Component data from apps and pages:

------------------------------------------------------------

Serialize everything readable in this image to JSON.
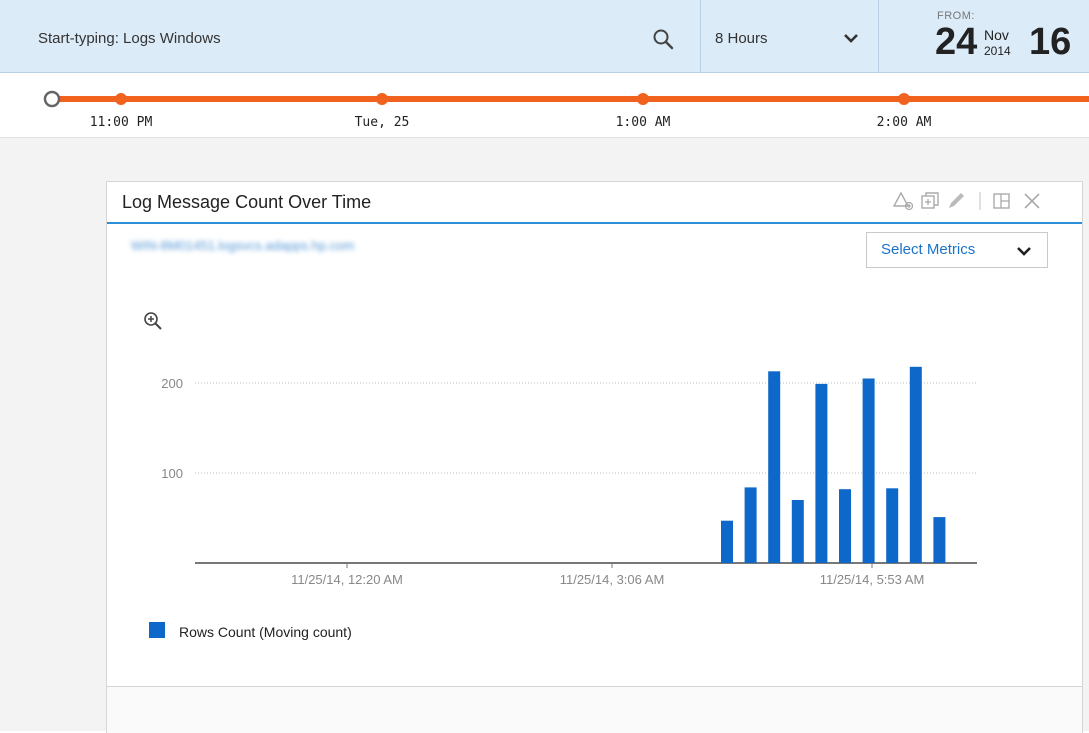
{
  "search": {
    "text": "Start-typing: Logs Windows",
    "icon": "search-icon"
  },
  "range": {
    "value": "8 Hours",
    "icon": "chevron-down-icon"
  },
  "from": {
    "label": "FROM:",
    "day": "24",
    "month": "Nov",
    "year": "2014",
    "hour": "16"
  },
  "timeline": {
    "color": "#f0621e",
    "ticks": [
      "11:00 PM",
      "Tue, 25",
      "1:00 AM",
      "2:00 AM"
    ]
  },
  "widget": {
    "title": "Log Message Count Over Time",
    "subtitle": "WIN-8M01451.logsvcs.adapps.hp.com",
    "actions": [
      "add-alert-icon",
      "duplicate-icon",
      "edit-icon",
      "layout-icon",
      "close-icon"
    ],
    "select_metrics": "Select Metrics",
    "legend_label": "Rows Count (Moving count)",
    "legend_color": "#0e68c9"
  },
  "chart_data": {
    "type": "bar",
    "title": "Log Message Count Over Time",
    "xlabel": "",
    "ylabel": "",
    "ylim": [
      0,
      240
    ],
    "yticks": [
      100,
      200
    ],
    "xtick_labels": [
      "11/25/14, 12:20 AM",
      "11/25/14, 3:06 AM",
      "11/25/14, 5:53 AM"
    ],
    "grid": true,
    "legend_placement": "bottom-left",
    "series": [
      {
        "name": "Rows Count (Moving count)",
        "color": "#0e68c9",
        "values": [
          47,
          84,
          213,
          70,
          199,
          82,
          205,
          83,
          218,
          51
        ]
      }
    ]
  }
}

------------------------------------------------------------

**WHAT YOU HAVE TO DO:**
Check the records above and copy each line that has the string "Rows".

**TASK RESULT:**
    "legend_label": "Rows Count (Moving count)",
        "name": "Rows Count (Moving count)",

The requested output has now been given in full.